Exercise objective: After reading the data below, copy out every line that contains the word "JSON".
*** Extracted material Section Begins ***
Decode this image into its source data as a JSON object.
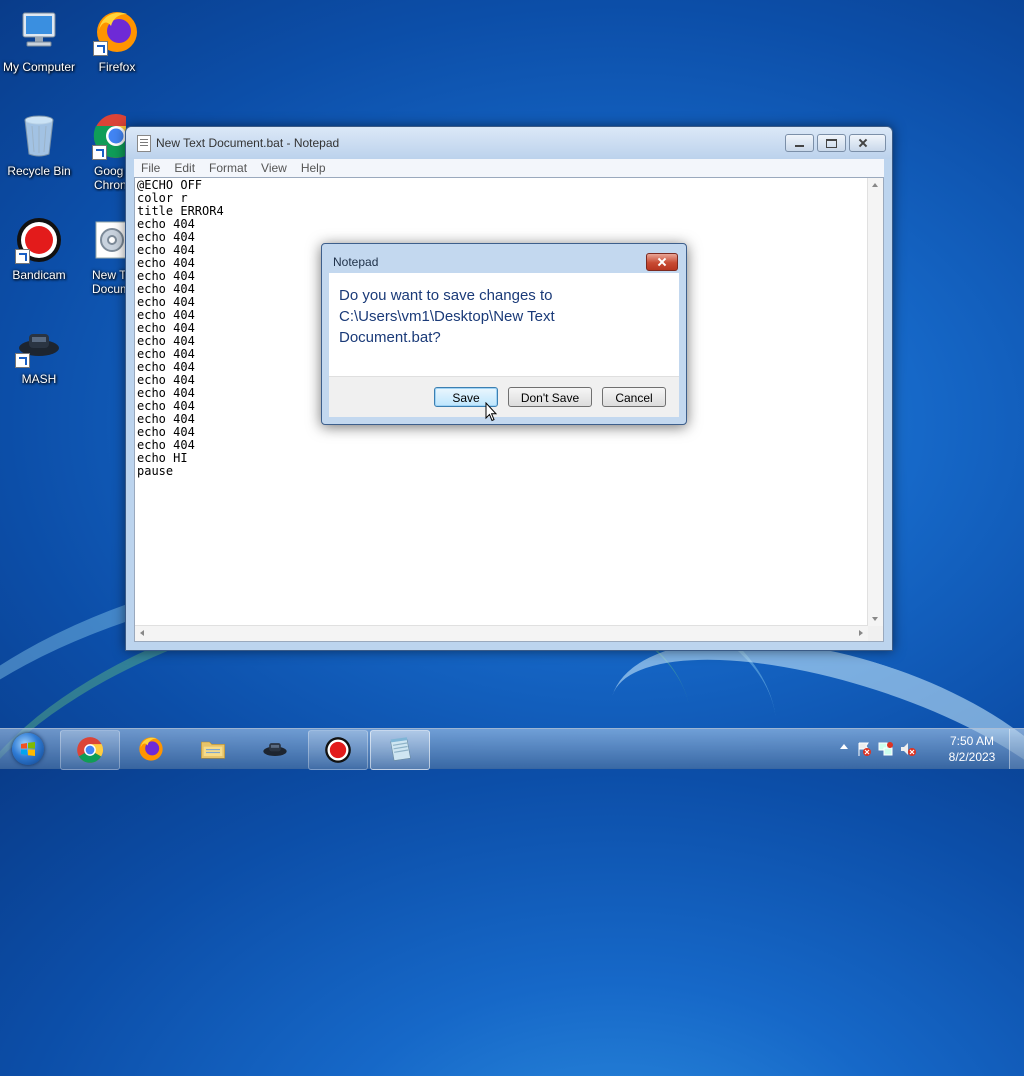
{
  "desktop": {
    "icons": [
      {
        "label": "My Computer"
      },
      {
        "label": "Firefox"
      },
      {
        "label": "Recycle Bin"
      },
      {
        "label": "Goog\nChron"
      },
      {
        "label": "Bandicam"
      },
      {
        "label": "New T\nDocume"
      },
      {
        "label": "MASH"
      }
    ]
  },
  "notepad": {
    "title": "New Text Document.bat - Notepad",
    "menu": [
      "File",
      "Edit",
      "Format",
      "View",
      "Help"
    ],
    "content": "@ECHO OFF\ncolor r\ntitle ERROR4\necho 404\necho 404\necho 404\necho 404\necho 404\necho 404\necho 404\necho 404\necho 404\necho 404\necho 404\necho 404\necho 404\necho 404\necho 404\necho 404\necho 404\necho 404\necho HI\npause"
  },
  "dialog": {
    "title": "Notepad",
    "message": "Do you want to save changes to C:\\Users\\vm1\\Desktop\\New Text Document.bat?",
    "buttons": {
      "save": "Save",
      "dont_save": "Don't Save",
      "cancel": "Cancel"
    }
  },
  "taskbar": {
    "items": [
      "chrome-icon",
      "firefox-icon",
      "explorer-icon",
      "mash-icon",
      "bandicam-icon",
      "notepad-icon"
    ],
    "clock_time": "7:50 AM",
    "clock_date": "8/2/2023"
  },
  "colors": {
    "desktop_blue": "#1668c8",
    "dialog_text": "#1a3a78",
    "close_red": "#c84b33"
  }
}
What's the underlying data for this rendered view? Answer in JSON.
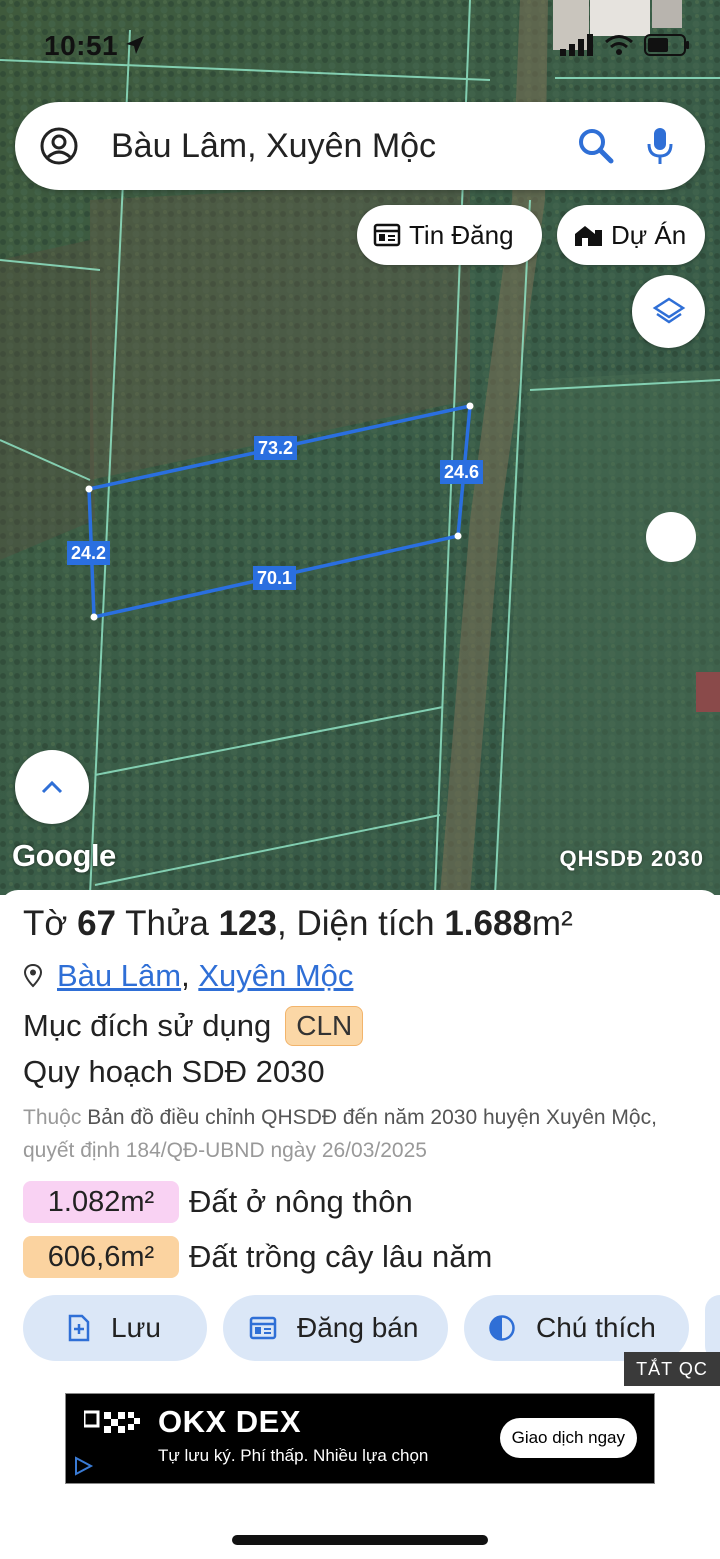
{
  "status_bar": {
    "time": "10:51"
  },
  "search": {
    "query": "Bàu Lâm, Xuyên Mộc"
  },
  "chips": {
    "listings": "Tin Đăng",
    "projects": "Dự Án"
  },
  "map": {
    "brand": "Google",
    "overlay_label": "QHSDĐ 2030",
    "edge_lengths": {
      "top": "73.2",
      "right": "24.6",
      "bottom": "70.1",
      "left": "24.2"
    }
  },
  "parcel": {
    "sheet_label": "Tờ",
    "sheet_no": "67",
    "lot_label": "Thửa",
    "lot_no": "123",
    "area_label": "Diện tích",
    "area_value": "1.688",
    "area_unit": "m²",
    "commune": "Bàu Lâm",
    "district": "Xuyên Mộc",
    "purpose_label": "Mục đích sử dụng",
    "purpose_code": "CLN",
    "plan_title": "Quy hoạch SDĐ 2030",
    "source_prefix": "Thuộc",
    "source_map": "Bản đồ điều chỉnh QHSDĐ đến năm 2030 huyện Xuyên Mộc",
    "source_decision": "quyết định 184/QĐ-UBND ngày 26/03/2025",
    "land_uses": [
      {
        "area": "1.082m²",
        "type": "Đất ở nông thôn",
        "color": "#f9d2f3"
      },
      {
        "area": "606,6m²",
        "type": "Đất trồng cây lâu năm",
        "color": "#fbd3a0"
      }
    ]
  },
  "actions": {
    "save": "Lưu",
    "post": "Đăng bán",
    "legend": "Chú thích"
  },
  "ad": {
    "hide_label": "TẮT QC",
    "brand": "OKX DEX",
    "tagline": "Tự lưu ký. Phí thấp. Nhiều lựa chọn",
    "cta": "Giao dịch ngay"
  },
  "colors": {
    "parcel_outline": "#2a6fe0",
    "link": "#2f6fd6",
    "action_bg": "#dbe7f7",
    "map_lines": "#8fe3c4"
  }
}
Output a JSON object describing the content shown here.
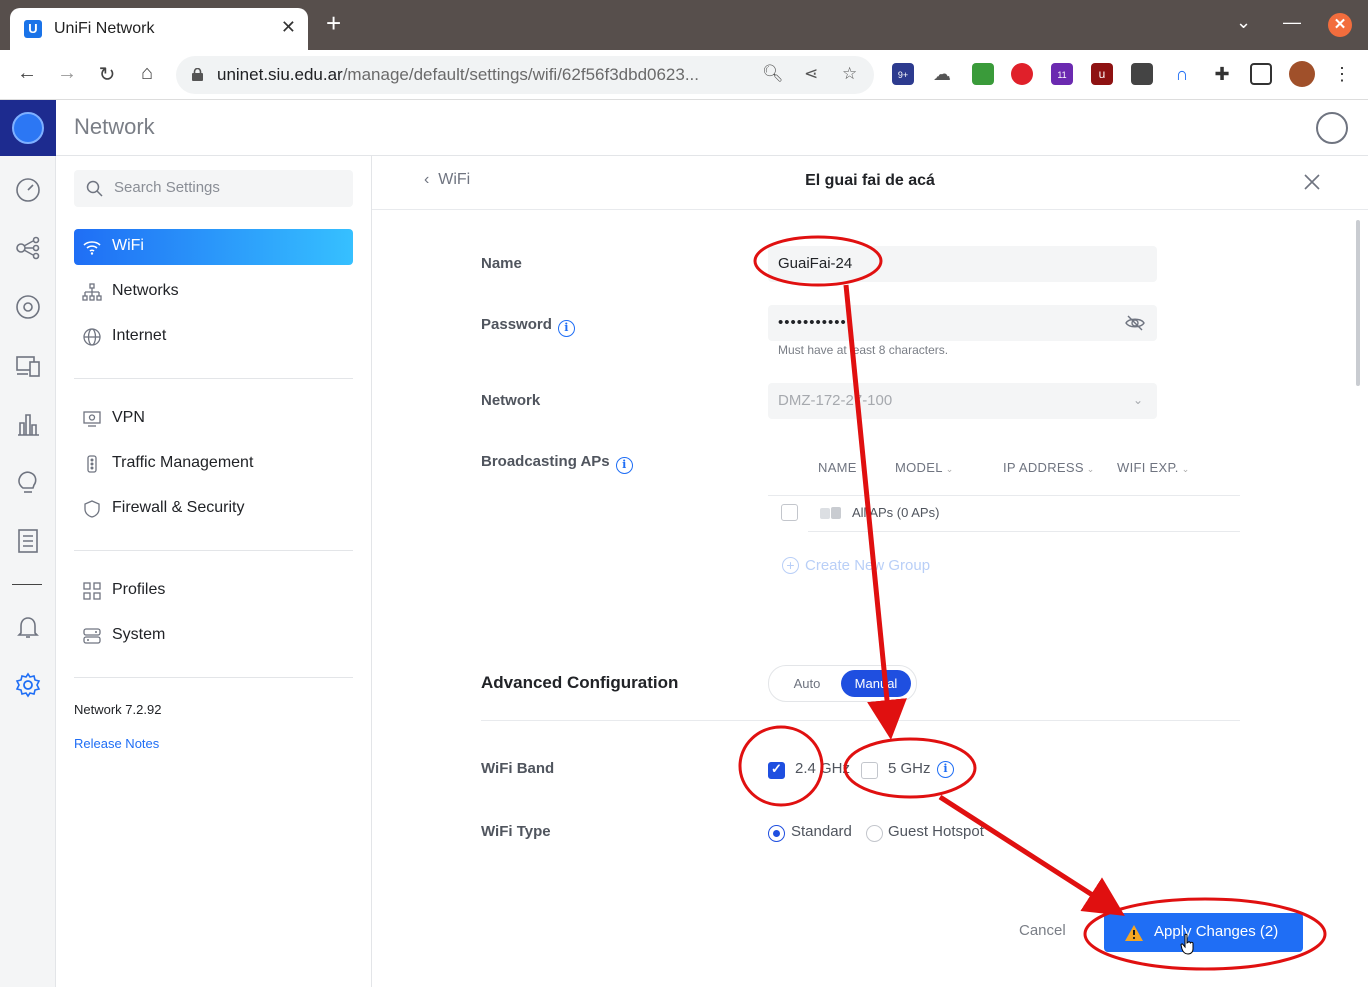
{
  "browser": {
    "tab_title": "UniFi Network",
    "url_host": "uninet.siu.edu.ar",
    "url_path": "/manage/default/settings/wifi/62f56f3dbd0623...",
    "badges": {
      "ext_1": "9+",
      "ext_4": "11"
    }
  },
  "app": {
    "title": "Network"
  },
  "settings_nav": {
    "search_placeholder": "Search Settings",
    "items": [
      {
        "label": "WiFi"
      },
      {
        "label": "Networks"
      },
      {
        "label": "Internet"
      },
      {
        "label": "VPN"
      },
      {
        "label": "Traffic Management"
      },
      {
        "label": "Firewall & Security"
      },
      {
        "label": "Profiles"
      },
      {
        "label": "System"
      }
    ],
    "version": "Network 7.2.92",
    "release_notes": "Release Notes"
  },
  "panel": {
    "back_label": "WiFi",
    "title": "El guai fai de acá",
    "name_label": "Name",
    "name_value": "GuaiFai-24",
    "password_label": "Password",
    "password_value": "••••••••••••",
    "password_hint": "Must have at least 8 characters.",
    "network_label": "Network",
    "network_value": "DMZ-172-27-100",
    "broadcasting_label": "Broadcasting APs",
    "table_headers": [
      "NAME",
      "MODEL",
      "IP ADDRESS",
      "WIFI EXP."
    ],
    "ap_row": "All APs (0 APs)",
    "create_group": "Create New Group",
    "advanced_title": "Advanced Configuration",
    "mode_auto": "Auto",
    "mode_manual": "Manual",
    "band_label": "WiFi Band",
    "band_24": "2.4 GHz",
    "band_5": "5 GHz",
    "type_label": "WiFi Type",
    "type_standard": "Standard",
    "type_guest": "Guest Hotspot",
    "cancel": "Cancel",
    "apply": "Apply Changes (2)"
  },
  "colors": {
    "accent": "#1f6ef5",
    "annotation": "#e01010"
  }
}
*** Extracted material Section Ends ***
Your solution:
Decode this image into its source data as a JSON object.
What's the underlying data for this rendered view? Answer in JSON.
Output a JSON object describing the content shown here.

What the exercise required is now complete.